Macwhirter made a point of mentioning that the SNP had, since the time of Tony Blair’s invention of ‘New Labour’ on Thatcherite principles, adopted and adapted many of the policies that the Labour Party had previously held. No revolution here, then – simply the re-labeling of existing ideas, the maintenance of the status quo under a different brand. He mentioned the referendum on independence; in that referendum the population of Scotland decided, albeit with a fairly tight margin, to remain part of the UK, again a vote for the status quo. He mentioned, of course, the stunning results in Scotland in the general election of 2015. However, he went on to describe Nicola Sturgeon’s cautious and pragmatic political philosophy of ‘utilitarian nationalism’, which regards independence not as an end in itself but as the best way of securing social justice, and the way in which it had recently drifted slightly away from the party’s relatively ‘Old Labour’ radicalism and back to a more centrist, managerial style. This swing back towards the status quo is something we see quite often in the policy of a party which wins power or a considerable and important influence within an existing power structure.
Then along comes the EU referendum, in which although the UK overall voted for leaving that organisation, Scotland voted for remaining – in effect once again for the status quo.
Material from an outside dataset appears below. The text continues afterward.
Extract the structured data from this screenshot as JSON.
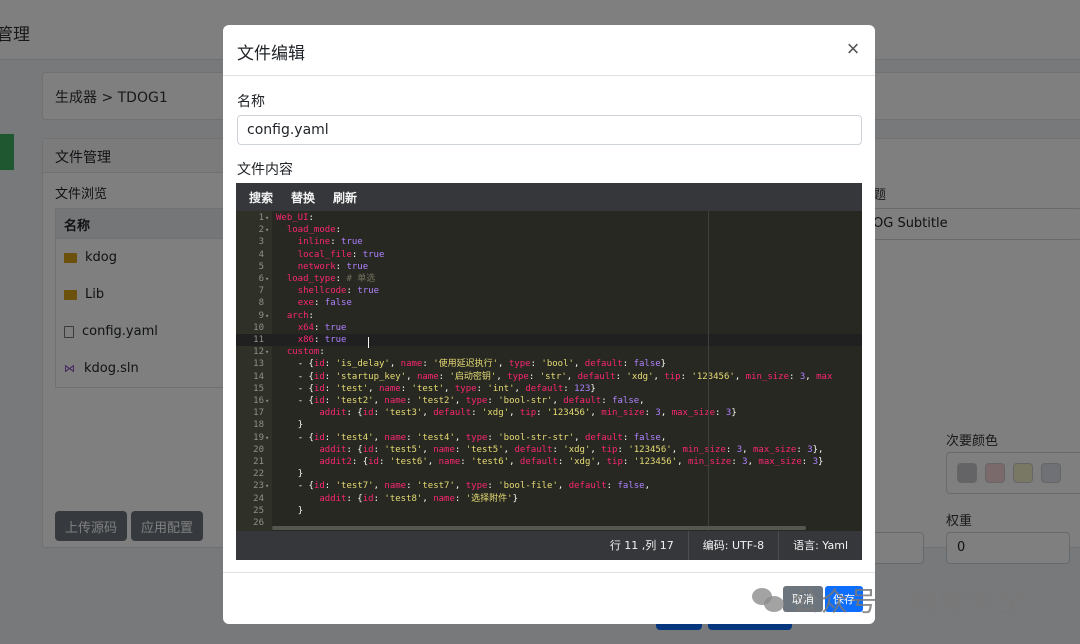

Right now, with the probability that Theresa May will not even consider triggering Article 50 until 2019 at the earliest, and that a second referendum on Scottish independence is unlikely soon, the panic over Brexit seems to have faded a little.
I ask this: with all this status-quo breaking out everywhere, where the hell’s the revolution?
I noticed that when Macwhirter answered my truncated question, he felt it necessary to repeat the proviso about ‘revolution’ not meaning guns and barricades. Nevertheless his answer was full of “still so-and-so…” and “still such-and-such…” Iain, I have to tell you that ‘still’ is not a word you should associate with ‘revolution’! I wasn’t satisfied with his answer, and nor were the handful of people I spoke to afterwards. I can’t speak for the rest of the large audience, of course.
All the foregoing might lead you to think that I didn’t enjoy the session. Nothing could be further from the truth. Iain Macwhirter is a person with a wealth of facts and opinions at his fingertips. He has been observing the political scene, particularly in Scotland, for quite a while. The event overall was interesting and stimulating. As I look forward to the rest of the political figures booked to appear at this year’s International Book festival – the likes of Roy Hattersley and Gordon Brown – I wonder if those sessions are going to be half as engaging.
Even though I believe its hypothesis can’t be successfully supported, I would recommend Iain Macwhirter’s book as, if nothing else, a detailed explanation of what has been happening in Scottish statecraft, and the public’s engagement with it, during recent years. Had you been there on the day, you could have picked up a signed copy along with a bundle of some of his earlier books thrown in free! One of the perks of being there on the day at the Book Festival.
Reviewed by Paul Thompson